In Mobile, my hometown, a Christian radio talk show host and a Tallassee pastor are filing suit to block the removal of Moore's illegal monument because to remove them, they say, violates the constitutional right to freedom of religion.
Ah, the irony. That piece of granite is the greatest weight threatening to crush that constitutional guarantee of freedom.
Freedom means each citizen has the right to choose not to be religious as well. When a representative of the law puts a monument in a courthouse that endorses not just religion but a particular religion then the freedom to be a non-believer is threatened.
Further, it is not a right of religion to force itself on others and to seek to monopolize the institutions of our society. The fact that many people think so is not justification to continue in this injustice.
And it is an injustice, just as it would be unjust if our country began passing laws prohibiting the practice of certain religions because they are deemed unsavory. But nobody's nailing closed the church doors here, nobody's saying you can't sit in a courtroom accused of a crime and pray for your own deliverance.
That would be wrong.
What is being said here by the high courts of this land is that a judge can't sit on the bench and say "The Bible is the law of the land."
It is not, nor was it intended to be.
Ed Brock covers public safety and municipalities for the News Daily.
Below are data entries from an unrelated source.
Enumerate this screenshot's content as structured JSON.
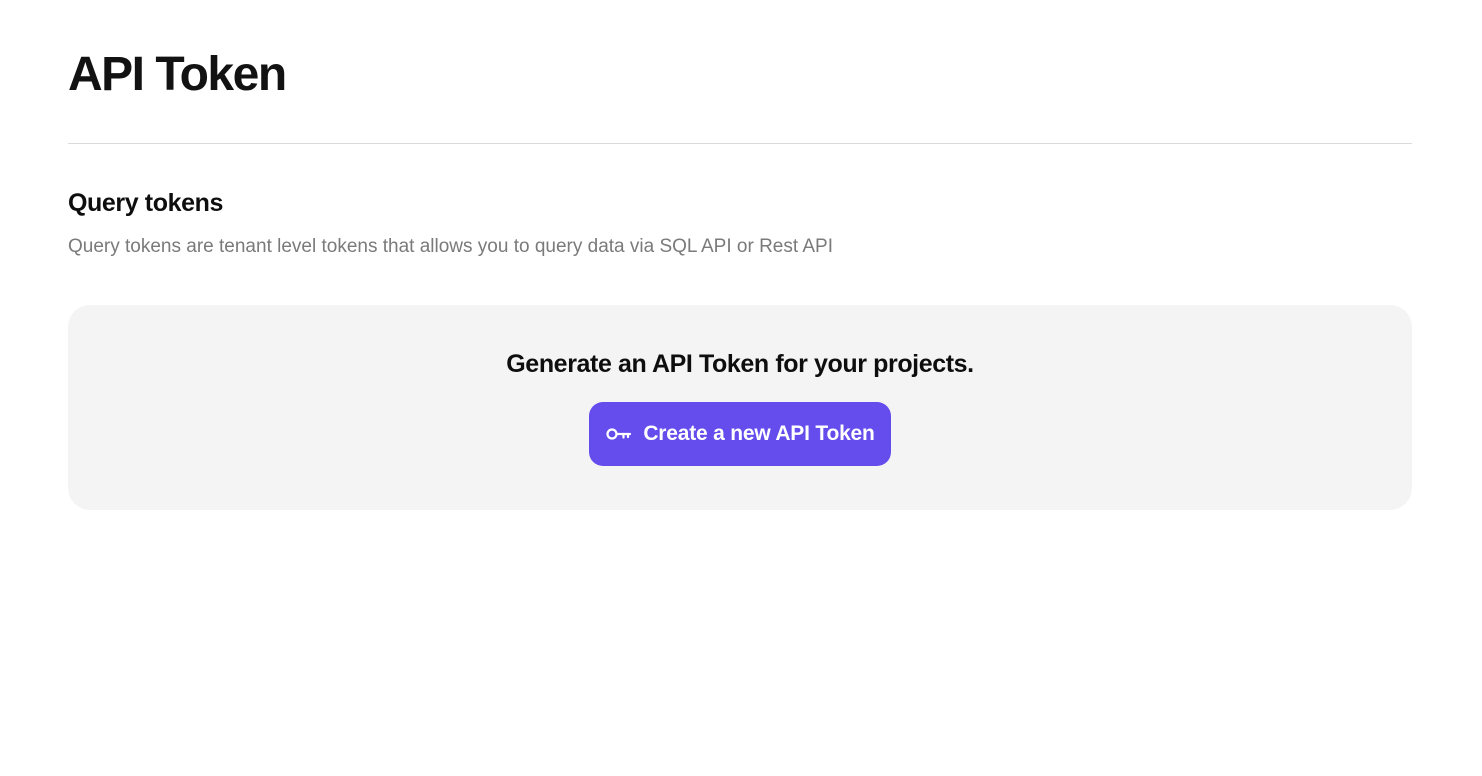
{
  "page": {
    "title": "API Token"
  },
  "query_tokens": {
    "heading": "Query tokens",
    "description": "Query tokens are tenant level tokens that allows you to query data via SQL API or Rest API"
  },
  "empty_state": {
    "message": "Generate an API Token for your projects.",
    "create_button": {
      "label": "Create a new API Token",
      "icon": "key-icon"
    }
  },
  "colors": {
    "accent": "#644ced",
    "card_background": "#f4f4f4",
    "divider": "#dadada",
    "muted_text": "#7a7a7a"
  }
}
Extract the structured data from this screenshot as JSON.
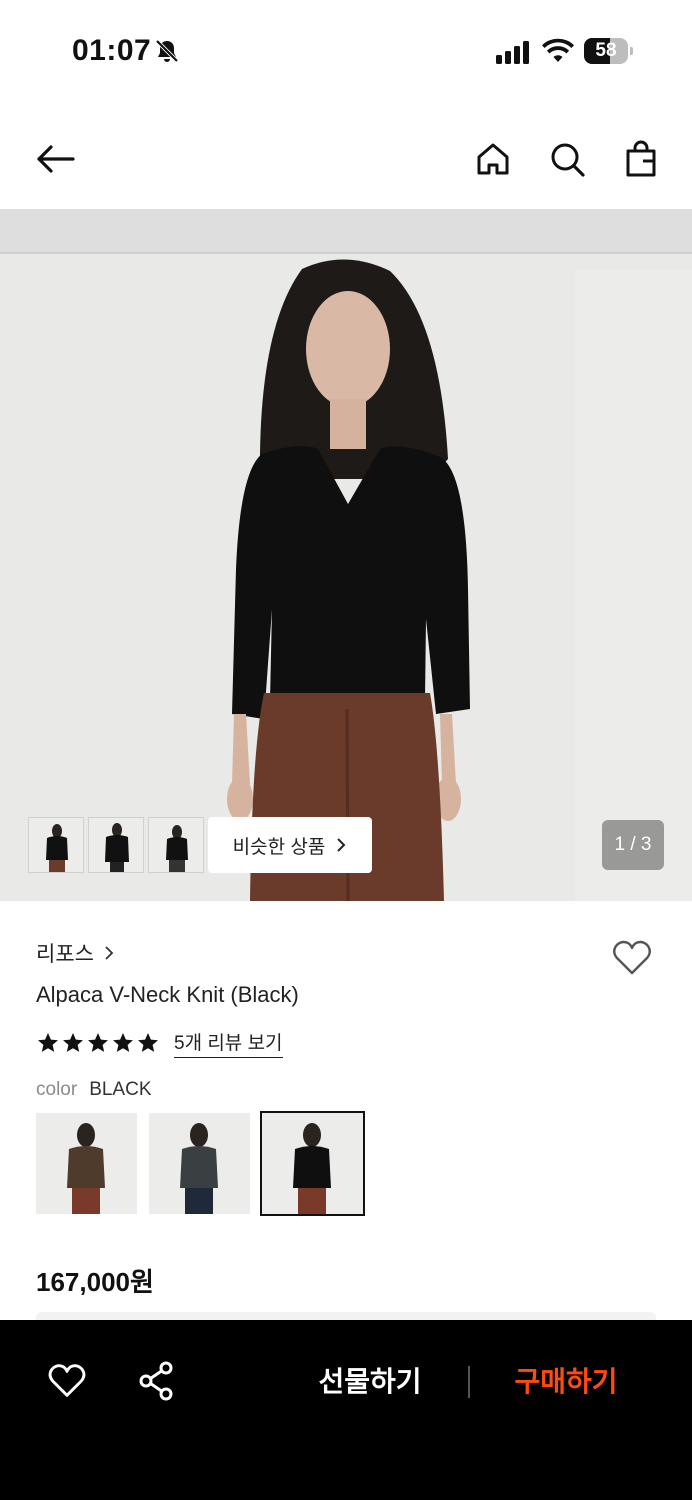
{
  "status_bar": {
    "time": "01:07",
    "battery_percent": 58,
    "battery_text": "58"
  },
  "nav": {
    "icons": [
      "back-arrow-icon",
      "home-icon",
      "search-icon",
      "shopping-bag-icon"
    ]
  },
  "gallery": {
    "similar_button_label": "비슷한 상품",
    "page_indicator": "1 / 3",
    "thumbnail_count": 3
  },
  "product": {
    "brand": "리포스",
    "title": "Alpaca V-Neck Knit (Black)",
    "rating_stars": 5,
    "review_link": "5개 리뷰 보기",
    "color_label": "color",
    "color_value": "BLACK",
    "color_swatches": [
      "brown",
      "charcoal",
      "black"
    ],
    "selected_swatch": "black",
    "price": "167,000원"
  },
  "bottom_bar": {
    "gift_label": "선물하기",
    "buy_label": "구매하기",
    "colors": {
      "buy": "#ff4b12",
      "background": "#000000"
    }
  }
}
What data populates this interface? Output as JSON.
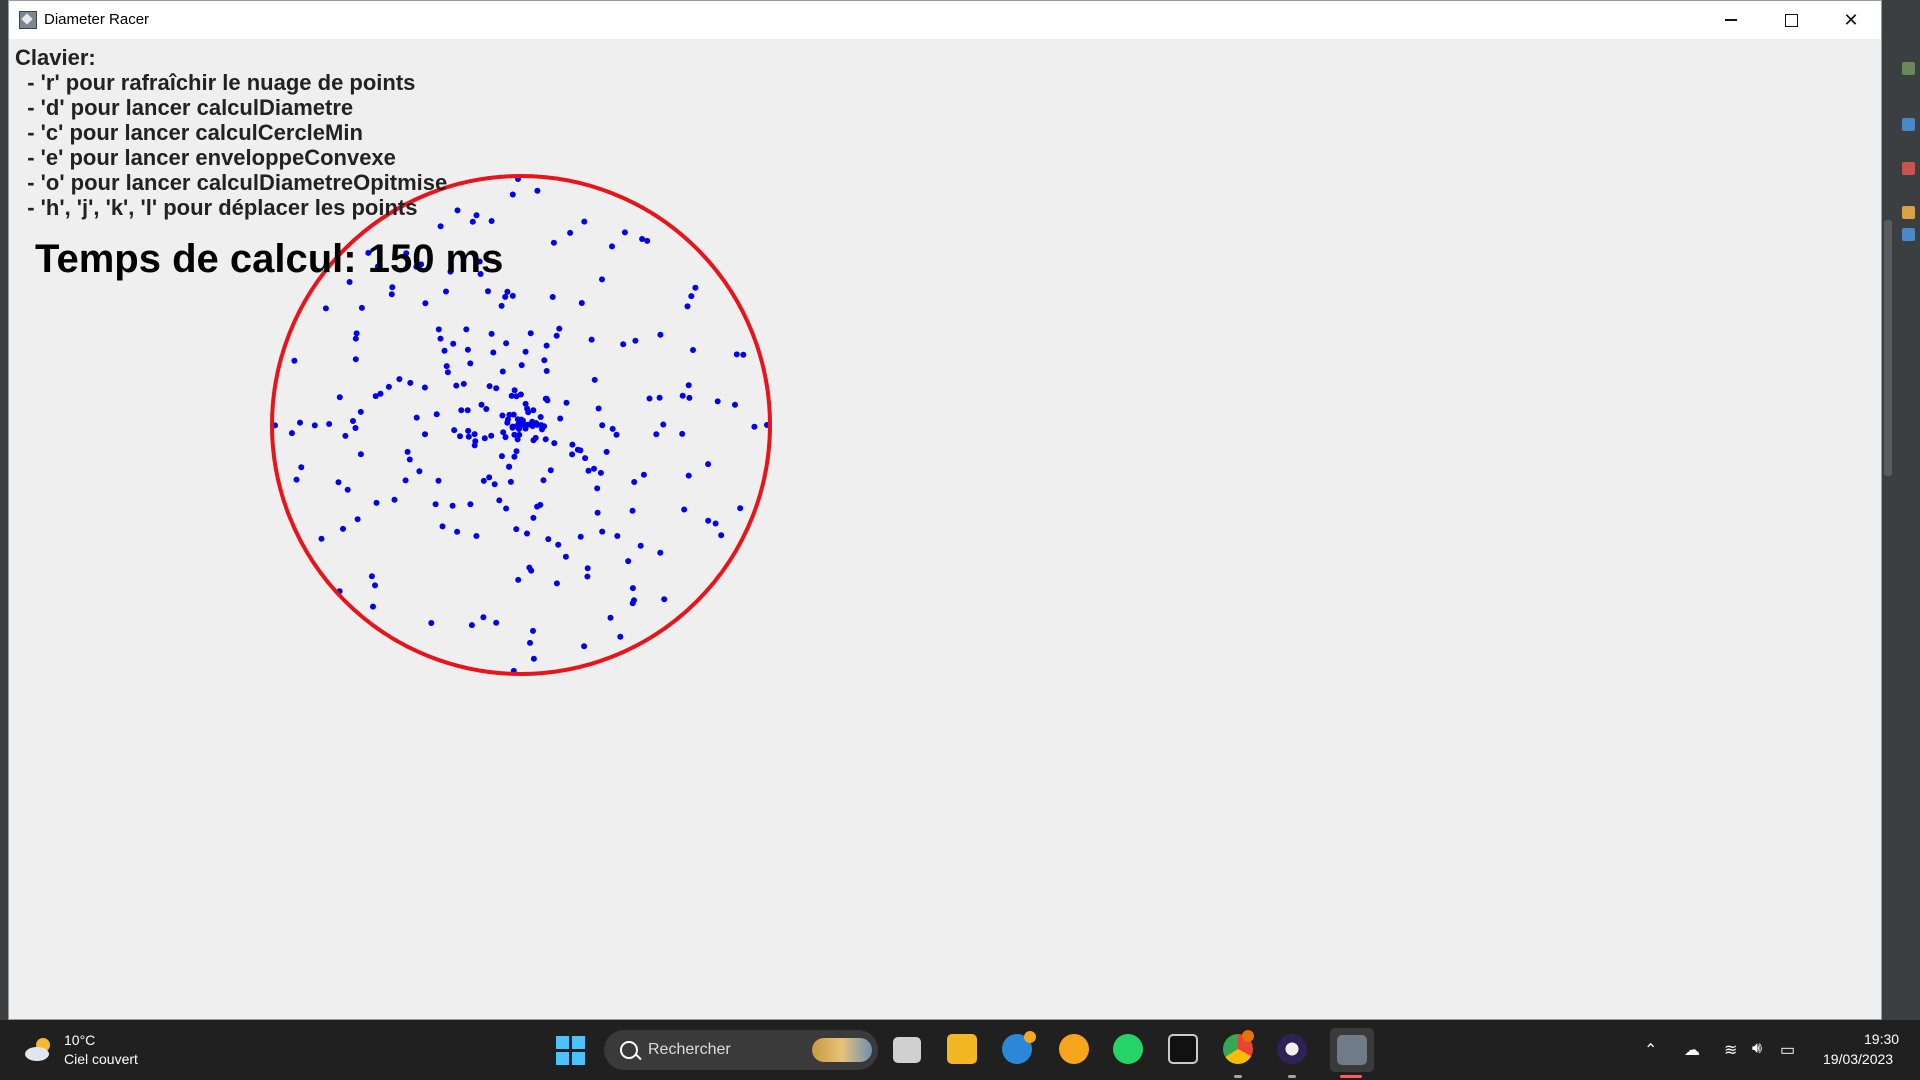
{
  "window": {
    "title": "Diameter Racer",
    "controls": {
      "minimize": "minimize",
      "maximize": "maximize",
      "close": "close"
    }
  },
  "help": {
    "heading": "Clavier:",
    "lines": [
      "  - 'r' pour rafraîchir le nuage de points",
      "  - 'd' pour lancer calculDiametre",
      "  - 'c' pour lancer calculCercleMin",
      "  - 'e' pour lancer enveloppeConvexe",
      "  - 'o' pour lancer calculDiametreOpitmise",
      "  - 'h', 'j', 'k', 'l' pour déplacer les points"
    ]
  },
  "timing": {
    "text": "Temps de calcul: 150 ms"
  },
  "colors": {
    "points": "#0000ee",
    "circle": "#e8141a",
    "background": "#efefef"
  },
  "taskbar": {
    "weather": {
      "temperature": "10°C",
      "description": "Ciel couvert",
      "icon": "partly-cloudy-icon"
    },
    "search": {
      "label": "Rechercher"
    },
    "apps": [
      "file-explorer-icon",
      "help-icon",
      "weather-app-icon",
      "whatsapp-icon",
      "terminal-icon",
      "chrome-icon",
      "eclipse-icon",
      "java-app-icon"
    ],
    "clock": {
      "time": "19:30",
      "date": "19/03/2023"
    }
  }
}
He may be reached at (770) 478-5753 ext. 254 or via e-mail at email@example.com.